  • 18. Time to re-evaluate • Vital signs • Clinical examination • Blood loss • Urine output • Repeat ABG (lactate and BD), FBC and coagulation
  • 19. RAPTOR Resuscitation with Angiography, Percutaneous Techniques and Operative Repair
  • 20. Clinical examination is an inaccurate predictor of intra-abdominal pressure. World Journal of Surgery 2002;26:1428-1431.
  • 21. Intra-abdominal hypertension and abdominal compartment syndrome • An objective assessment of IAP is required • IAP can be estimated from the transduced pressure of an indwelling urinary catheter • A pressure >30 mmHg confirms ACS and requires return to OR for initial or further decompression.
  • 22. Strategies to correct coagulopathy • Still bleeding? • Intracerebral bleed? • Guided vs empiric • Repeat tests and modify treatment accordingly • The patient is going to be prothrombotic in 24 hours! • Start physical VTE prophylaxis
  • 23. Role for ICU • Diagnose all injuries • Prevention of complications • Infection control- remove dirty lines • Make a comprehensive plan – Factor in previous co-morbidities • Discussion with patient / family
  • 24. Traumatic rupture of aorta Diaphragmatic rupture Bowel injury Fractures / ligament damage Nerve injury
  • 25. A patient at risk??

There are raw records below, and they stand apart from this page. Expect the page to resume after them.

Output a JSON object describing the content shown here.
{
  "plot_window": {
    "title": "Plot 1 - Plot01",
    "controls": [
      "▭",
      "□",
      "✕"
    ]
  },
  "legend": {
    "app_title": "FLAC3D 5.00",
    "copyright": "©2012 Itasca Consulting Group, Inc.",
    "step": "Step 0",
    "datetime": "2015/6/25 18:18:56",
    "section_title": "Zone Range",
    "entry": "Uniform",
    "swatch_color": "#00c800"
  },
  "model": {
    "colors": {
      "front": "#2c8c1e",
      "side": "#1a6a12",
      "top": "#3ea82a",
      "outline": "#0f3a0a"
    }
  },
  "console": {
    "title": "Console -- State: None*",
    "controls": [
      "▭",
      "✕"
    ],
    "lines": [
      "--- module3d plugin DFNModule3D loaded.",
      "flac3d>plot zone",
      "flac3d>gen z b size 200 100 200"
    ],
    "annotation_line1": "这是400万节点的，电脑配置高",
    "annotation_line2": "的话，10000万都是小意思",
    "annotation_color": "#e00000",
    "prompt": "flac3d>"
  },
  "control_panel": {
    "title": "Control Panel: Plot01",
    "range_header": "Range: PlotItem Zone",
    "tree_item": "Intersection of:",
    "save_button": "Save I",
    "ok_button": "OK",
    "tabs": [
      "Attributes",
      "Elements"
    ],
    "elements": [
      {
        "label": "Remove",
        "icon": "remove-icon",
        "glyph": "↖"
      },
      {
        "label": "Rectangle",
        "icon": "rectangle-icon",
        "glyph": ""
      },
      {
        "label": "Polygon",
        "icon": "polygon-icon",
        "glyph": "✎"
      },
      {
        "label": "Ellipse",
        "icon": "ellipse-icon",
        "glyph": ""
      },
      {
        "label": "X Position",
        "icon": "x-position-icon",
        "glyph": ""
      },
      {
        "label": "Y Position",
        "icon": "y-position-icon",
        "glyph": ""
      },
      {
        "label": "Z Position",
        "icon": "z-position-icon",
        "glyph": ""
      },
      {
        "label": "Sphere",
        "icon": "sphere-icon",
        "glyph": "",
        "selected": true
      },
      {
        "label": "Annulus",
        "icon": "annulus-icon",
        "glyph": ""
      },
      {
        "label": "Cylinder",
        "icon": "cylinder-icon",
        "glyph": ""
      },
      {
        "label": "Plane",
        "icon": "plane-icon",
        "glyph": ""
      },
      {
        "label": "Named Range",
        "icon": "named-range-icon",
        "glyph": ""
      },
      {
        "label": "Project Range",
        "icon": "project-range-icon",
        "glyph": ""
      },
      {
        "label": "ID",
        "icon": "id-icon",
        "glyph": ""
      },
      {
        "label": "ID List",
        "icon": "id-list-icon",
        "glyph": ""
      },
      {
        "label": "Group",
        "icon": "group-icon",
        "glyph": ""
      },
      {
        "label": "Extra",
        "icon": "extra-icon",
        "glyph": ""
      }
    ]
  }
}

  • 26. Cervical Spine Injuries Following Trauma Obtunded patient with a negative CT and gross motor function of all four extremities: • F/E radiography should not be performed (level 2). • The risk/benefit ratio of obtaining MRI in addition to CT is not clear, and its use must be individualized in each institution (level 3). Options are as follows: A. Continue cervical collar immobilization until a clinical examination can be performed. B. Remove the cervical collar on the basis of CT alone. C. Obtain MRI. 3. If MRI disclosed nothing abnormal, the cervical collar may be safely removed (level 2).
  • 27. Cervical Spine Injuries Following Trauma Obtunded patient with a negative CT and gross motor function of all four extremities: • F/E radiography should not be performed (level 2). • The risk/benefit ratio of obtaining MRI in addition to CT is not clear, and its use must be individualized in each institution (level 3). Options are as follows: A. Continue cervical collar immobilization until a clinical examination can be performed. Remove the cervical collar on the basis of CT alone. C. Obtain MRI. 3. If MRI disclosed nothing abnormal, the cervical collar may be safely removed (level 2).
  • 28. Prevent further complications • Mouth care • Feeding • Analgesia • Sedation • Thrombo-prophylaxis • Head of bed elevated • Ulcer prophylaxis • Glucose management • Damage control strategies • Ventilation weaning (use sedation and pain scoring) • Blood product guidelines • Tertiary survey
  • 29. Further progress ICU • Right chest drain 285ml output • Left chest drain output 2800ml ?chyle • Patient not haemodynamically unstable • Diaphragmatic repair was inspected at definitive closure - intact and sound